Exercise objective: With the pictures left out, please return exactly the line holding "What's the underlying" and each following line until the entries end.

Material for this task:
· · · · ·
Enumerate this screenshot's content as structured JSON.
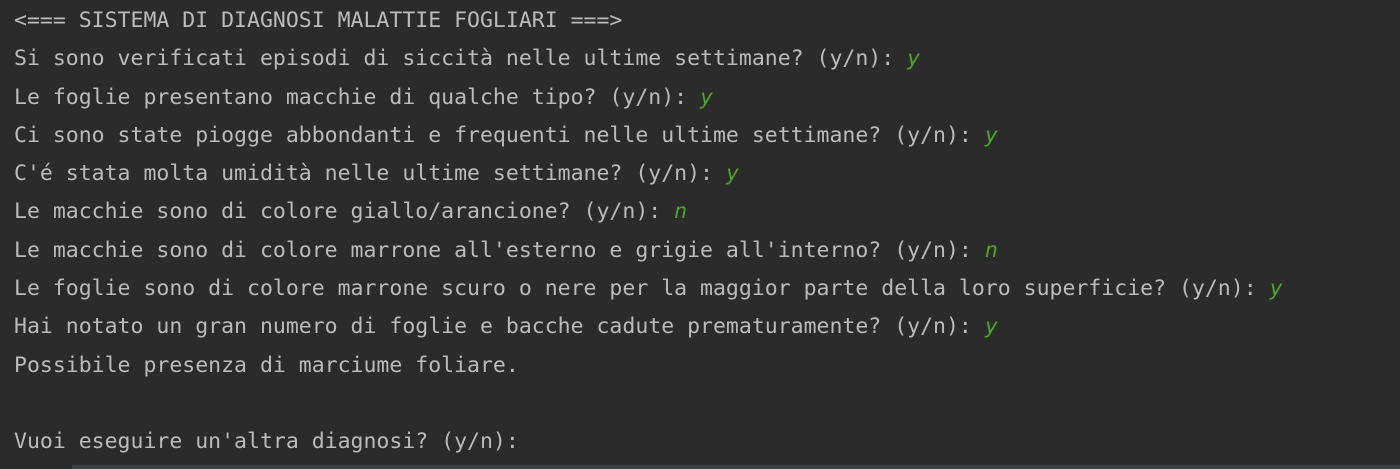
{
  "console": {
    "header": "<=== SISTEMA DI DIAGNOSI MALATTIE FOGLIARI ===>",
    "qa": [
      {
        "question": "Si sono verificati episodi di siccità nelle ultime settimane? (y/n): ",
        "answer": "y"
      },
      {
        "question": "Le foglie presentano macchie di qualche tipo? (y/n): ",
        "answer": "y"
      },
      {
        "question": "Ci sono state piogge abbondanti e frequenti nelle ultime settimane? (y/n): ",
        "answer": "y"
      },
      {
        "question": "C'é stata molta umidità nelle ultime settimane? (y/n): ",
        "answer": "y"
      },
      {
        "question": "Le macchie sono di colore giallo/arancione? (y/n): ",
        "answer": "n"
      },
      {
        "question": "Le macchie sono di colore marrone all'esterno e grigie all'interno? (y/n): ",
        "answer": "n"
      },
      {
        "question": "Le foglie sono di colore marrone scuro o nere per la maggior parte della loro superficie? (y/n): ",
        "answer": "y"
      },
      {
        "question": "Hai notato un gran numero di foglie e bacche cadute prematuramente? (y/n): ",
        "answer": "y"
      }
    ],
    "result": "Possibile presenza di marciume foliare.",
    "prompt": "Vuoi eseguire un'altra diagnosi? (y/n): "
  },
  "colors": {
    "background": "#2b2b2b",
    "text": "#bbbbbb",
    "user_input": "#4ca42e"
  }
}
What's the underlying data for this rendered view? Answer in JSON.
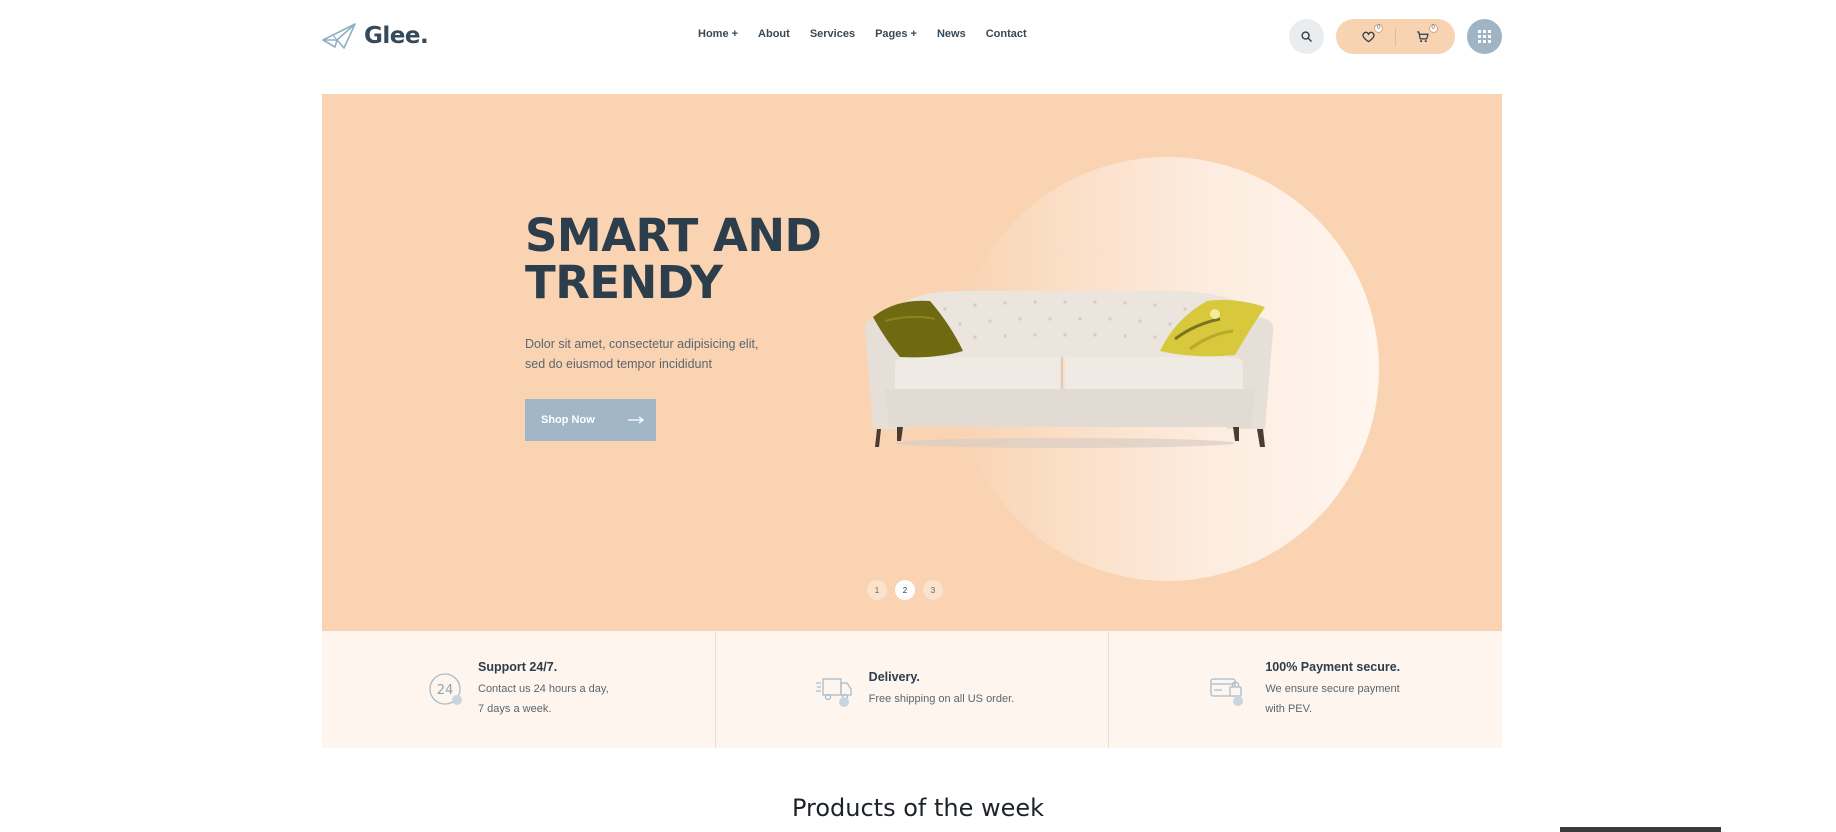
{
  "brand": {
    "name": "Glee."
  },
  "nav": {
    "items": [
      {
        "label": "Home +"
      },
      {
        "label": "About"
      },
      {
        "label": "Services"
      },
      {
        "label": "Pages +"
      },
      {
        "label": "News"
      },
      {
        "label": "Contact"
      }
    ]
  },
  "header_actions": {
    "search_icon": "search-icon",
    "wishlist_count": "0",
    "cart_count": "0",
    "menu_icon": "grid-menu-icon"
  },
  "hero": {
    "title_line1": "SMART AND",
    "title_line2": "TRENDY",
    "desc_line1": "Dolor sit amet, consectetur adipisicing elit,",
    "desc_line2": "sed do eiusmod tempor incididunt",
    "cta_label": "Shop Now",
    "slides": [
      "1",
      "2",
      "3"
    ],
    "active_slide": "2"
  },
  "features": [
    {
      "icon": "support-24-icon",
      "title": "Support 24/7.",
      "line1": "Contact us 24 hours a day,",
      "line2": "7 days a week."
    },
    {
      "icon": "delivery-truck-icon",
      "title": "Delivery.",
      "line1": "Free shipping on all US order.",
      "line2": ""
    },
    {
      "icon": "secure-payment-icon",
      "title": "100% Payment secure.",
      "line1": "We ensure secure payment",
      "line2": "with PEV."
    }
  ],
  "products_section": {
    "title": "Products of the week"
  },
  "colors": {
    "accent_peach": "#f9d3b2",
    "button_blue": "#a1b7c7",
    "text_dark": "#2c3d4c",
    "features_bg": "#fdf5ee"
  }
}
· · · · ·
Task response:
What's the underlying data for this rendered view? Answer in JSON.
{
  "brand": {
    "name": "Glee."
  },
  "nav": {
    "items": [
      {
        "label": "Home +"
      },
      {
        "label": "About"
      },
      {
        "label": "Services"
      },
      {
        "label": "Pages +"
      },
      {
        "label": "News"
      },
      {
        "label": "Contact"
      }
    ]
  },
  "header_actions": {
    "search_icon": "search-icon",
    "wishlist_count": "0",
    "cart_count": "0",
    "menu_icon": "grid-menu-icon"
  },
  "hero": {
    "title_line1": "SMART AND",
    "title_line2": "TRENDY",
    "desc_line1": "Dolor sit amet, consectetur adipisicing elit,",
    "desc_line2": "sed do eiusmod tempor incididunt",
    "cta_label": "Shop Now",
    "slides": [
      "1",
      "2",
      "3"
    ],
    "active_slide": "2"
  },
  "features": [
    {
      "icon": "support-24-icon",
      "title": "Support 24/7.",
      "line1": "Contact us 24 hours a day,",
      "line2": "7 days a week."
    },
    {
      "icon": "delivery-truck-icon",
      "title": "Delivery.",
      "line1": "Free shipping on all US order.",
      "line2": ""
    },
    {
      "icon": "secure-payment-icon",
      "title": "100% Payment secure.",
      "line1": "We ensure secure payment",
      "line2": "with PEV."
    }
  ],
  "products_section": {
    "title": "Products of the week"
  },
  "colors": {
    "accent_peach": "#f9d3b2",
    "button_blue": "#a1b7c7",
    "text_dark": "#2c3d4c",
    "features_bg": "#fdf5ee"
  }
}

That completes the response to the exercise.